==== SUPPLIED RECORDS
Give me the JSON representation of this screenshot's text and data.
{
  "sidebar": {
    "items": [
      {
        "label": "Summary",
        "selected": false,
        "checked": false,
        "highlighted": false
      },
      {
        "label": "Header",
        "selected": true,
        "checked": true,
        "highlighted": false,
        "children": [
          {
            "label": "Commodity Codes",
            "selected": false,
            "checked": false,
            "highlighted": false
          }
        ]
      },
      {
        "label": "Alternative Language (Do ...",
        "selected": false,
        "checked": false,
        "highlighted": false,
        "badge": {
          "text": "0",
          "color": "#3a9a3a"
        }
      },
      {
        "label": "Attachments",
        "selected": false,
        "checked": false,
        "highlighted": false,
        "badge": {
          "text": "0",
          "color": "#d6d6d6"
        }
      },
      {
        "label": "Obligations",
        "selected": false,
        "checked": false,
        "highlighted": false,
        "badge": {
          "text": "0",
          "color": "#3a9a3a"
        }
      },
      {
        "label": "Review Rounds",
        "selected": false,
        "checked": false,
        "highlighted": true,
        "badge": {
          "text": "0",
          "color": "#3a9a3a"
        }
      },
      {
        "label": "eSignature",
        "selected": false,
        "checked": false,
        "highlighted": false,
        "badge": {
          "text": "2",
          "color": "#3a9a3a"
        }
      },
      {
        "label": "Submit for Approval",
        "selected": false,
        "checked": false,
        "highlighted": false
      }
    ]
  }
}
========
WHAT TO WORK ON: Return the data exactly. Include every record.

ANSWER SPACE:
Give me the JSON representation of this screenshot's text and data.
{
  "sidebar": {
    "items": [
      {
        "label": "Summary",
        "selected": false,
        "checked": false,
        "highlighted": false
      },
      {
        "label": "Header",
        "selected": true,
        "checked": true,
        "highlighted": false,
        "children": [
          {
            "label": "Commodity Codes",
            "selected": false,
            "checked": false,
            "highlighted": false
          }
        ]
      },
      {
        "label": "Alternative Language (Do ...",
        "selected": false,
        "checked": false,
        "highlighted": false,
        "badge": {
          "text": "0",
          "color": "#3a9a3a"
        }
      },
      {
        "label": "Attachments",
        "selected": false,
        "checked": false,
        "highlighted": false,
        "badge": {
          "text": "0",
          "color": "#d6d6d6"
        }
      },
      {
        "label": "Obligations",
        "selected": false,
        "checked": false,
        "highlighted": false,
        "badge": {
          "text": "0",
          "color": "#3a9a3a"
        }
      },
      {
        "label": "Review Rounds",
        "selected": false,
        "checked": false,
        "highlighted": true,
        "badge": {
          "text": "0",
          "color": "#3a9a3a"
        }
      },
      {
        "label": "eSignature",
        "selected": false,
        "checked": false,
        "highlighted": false,
        "badge": {
          "text": "2",
          "color": "#3a9a3a"
        }
      },
      {
        "label": "Submit for Approval",
        "selected": false,
        "checked": false,
        "highlighted": false
      }
    ]
  }
}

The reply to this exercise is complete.